Yet it presents something of a rose-tinted view of Ferguson’s famously volatile career. The only footballing interviewees are former players Ryan Giggs, Eric Cantona and Gordon Strachan, plus Ferguson’s assistant Archie Knox. With Ferguson’s three sons, wife and brother all interviewed, there are more family members than footballers on screen. There’s barely a glimpse even of legendary figures like David Beckham, Wayne Rooney or Cristiano Ronaldo.
And there’s no room for the many (many) others who feuded with Ferguson, including Beckham, Roy Keane and Paul Ince. Yet there’s time for Ferguson to relitigate his decision to drop experienced goalkeeper Jim Leighton from the 1990 cup final replay, a decision he still defends even though the two men never spoke again.
Ferguson was a ferociously abrasive leader, holding his players and himself to punishing personal standards. In one clip from early in his coaching career, a visibly shaken Ferguson lambastes his Aberdeen team as “disgraceful” — even though they just won the cup final. His dressing room dressing-downs were nicknamed the “hairdryer treatment” because he blew the unfortunate recipient’s hair back. Strachan describes this management style as “bad cop, worse cop,” but while Ferguson admits he went too far “plenty of times,” he still asserts that “there’s nothing wrong with losing your temper, if it’s for the right reasons.”
The film delves into Ferguson’s leadership to see if there was more to it than shouting. He placed a huge importance on new talent, sending scouts out as his first order of business when arriving at Manchester United. This policy famously paid off with the rise of a team of youngsters including Giggs, Beckham, Gary Neville and Paul Scholes, who were the subject of the previous documentary Class of 92.
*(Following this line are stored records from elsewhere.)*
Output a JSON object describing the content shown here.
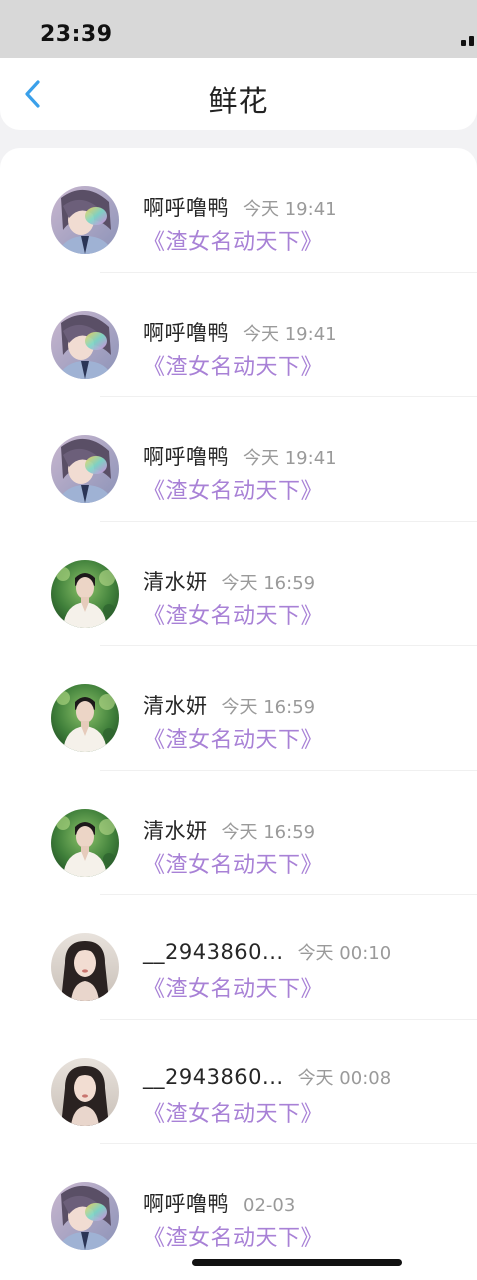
{
  "status_bar": {
    "time": "23:39"
  },
  "header": {
    "title": "鲜花"
  },
  "colors": {
    "accent": "#3aa0ea",
    "book_title": "#a881d6",
    "name": "#262626",
    "time": "#9a9a9a"
  },
  "items": [
    {
      "avatar": "anime-avatar",
      "name": "啊呼噜鸭",
      "time": "今天 19:41",
      "book": "《渣女名动天下》"
    },
    {
      "avatar": "anime-avatar",
      "name": "啊呼噜鸭",
      "time": "今天 19:41",
      "book": "《渣女名动天下》"
    },
    {
      "avatar": "anime-avatar",
      "name": "啊呼噜鸭",
      "time": "今天 19:41",
      "book": "《渣女名动天下》"
    },
    {
      "avatar": "man-photo-avatar",
      "name": "清水妍",
      "time": "今天 16:59",
      "book": "《渣女名动天下》"
    },
    {
      "avatar": "man-photo-avatar",
      "name": "清水妍",
      "time": "今天 16:59",
      "book": "《渣女名动天下》"
    },
    {
      "avatar": "man-photo-avatar",
      "name": "清水妍",
      "time": "今天 16:59",
      "book": "《渣女名动天下》"
    },
    {
      "avatar": "woman-photo-avatar",
      "name": "__2943860...",
      "time": "今天 00:10",
      "book": "《渣女名动天下》"
    },
    {
      "avatar": "woman-photo-avatar",
      "name": "__2943860...",
      "time": "今天 00:08",
      "book": "《渣女名动天下》"
    },
    {
      "avatar": "anime-avatar",
      "name": "啊呼噜鸭",
      "time": "02-03",
      "book": "《渣女名动天下》"
    }
  ]
}
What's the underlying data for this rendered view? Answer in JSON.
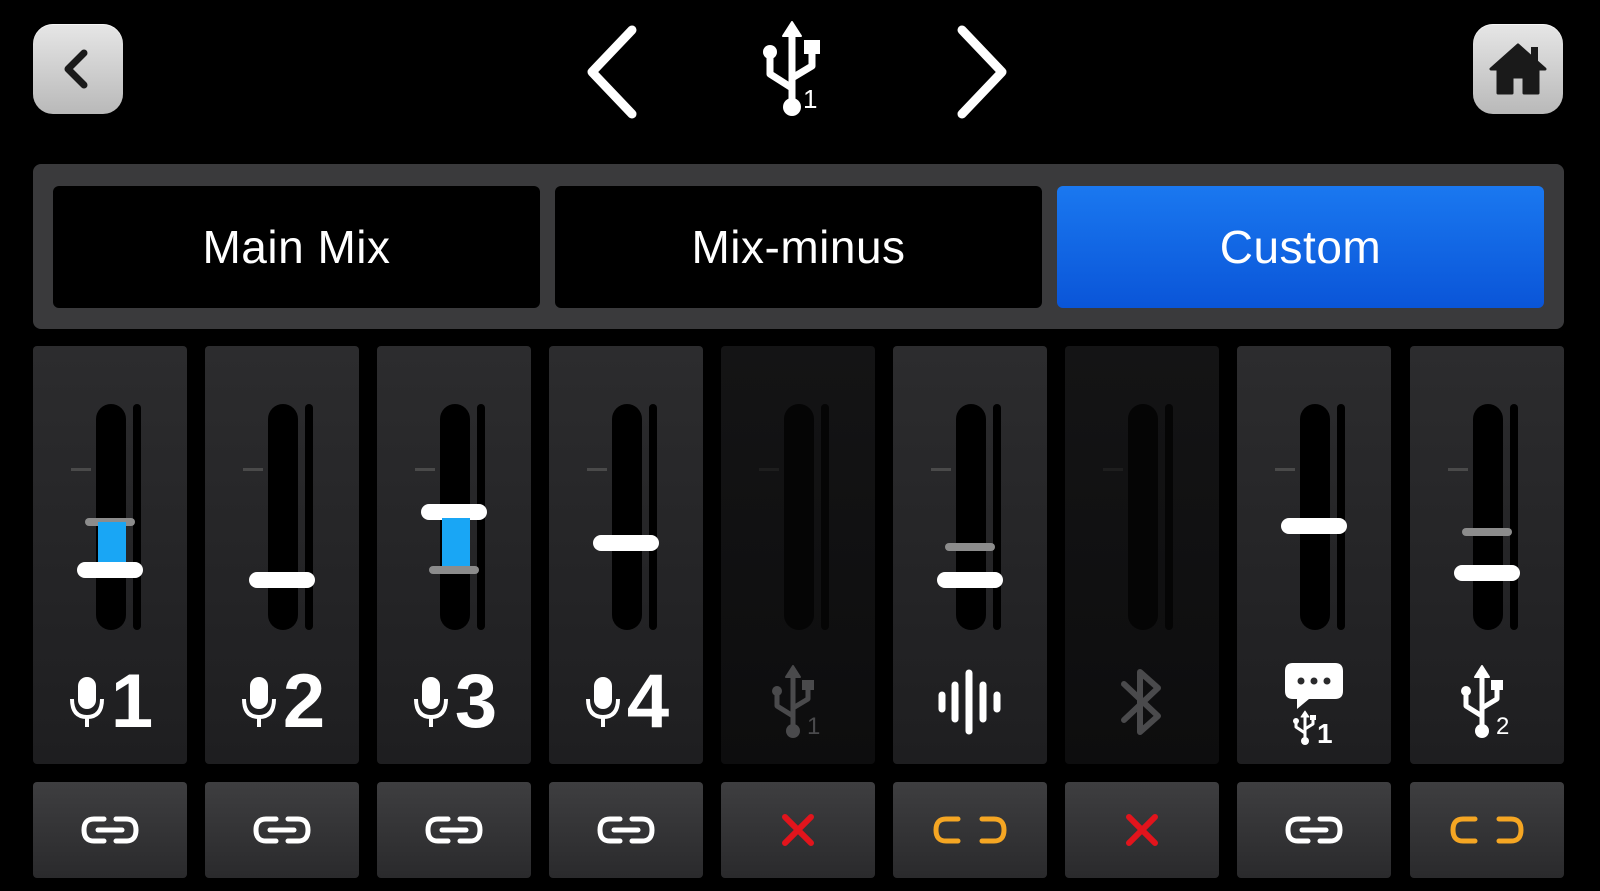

As the title suggests, Never Give In leans on the idea that Ferguson imbued young players with a sense of determination and responsibility. The son of a socialist mother, Ferguson was once a toolmaker and labor organizer in the Glasgow shipyards, and he often asked young players what their father or grandfather worked for. Giggs describes Ferguson as a father figure, ironic given Ferguson’s relationship with his own family. “He was never there,” says one of Ferguson’s sons. “He was always at work.”
Ferguson himself admits his wife brought the kids up alone, adding “I’m no’ proud of that.” But there’s no suggestion that anybody would have done anything differently. Ultimately, the film is both a mea culpa from Ferguson and a reconciliation from his sons.
Considering this is a film facing up to mortality, reflecting on how even the greatest are brought low one day, it’s a shame it has nothing to say about the final days of Ferguson’s career at United. When you’re at the top for so long, how do you know when it’s time to go? Ferguson won the Premier League yet again in his final season in 2013, but this isn’t a fly-on-the-wall documentary exploring that hard decision.
The film ends with the 1999 UEFA Champions League Final, which Ferguson treasures as a crowning glory despite it occurring halfway through his 26-year career at United. From this glittering arena, the film flashes back to the shipyards. Even if you’re not a Manchester United fan, Sir Alex Ferguson: Never Give In is a celebration of a bygone age of football that counters the man’s well-documented abrasiveness with an intimate, reflective and even vulnerable portrait.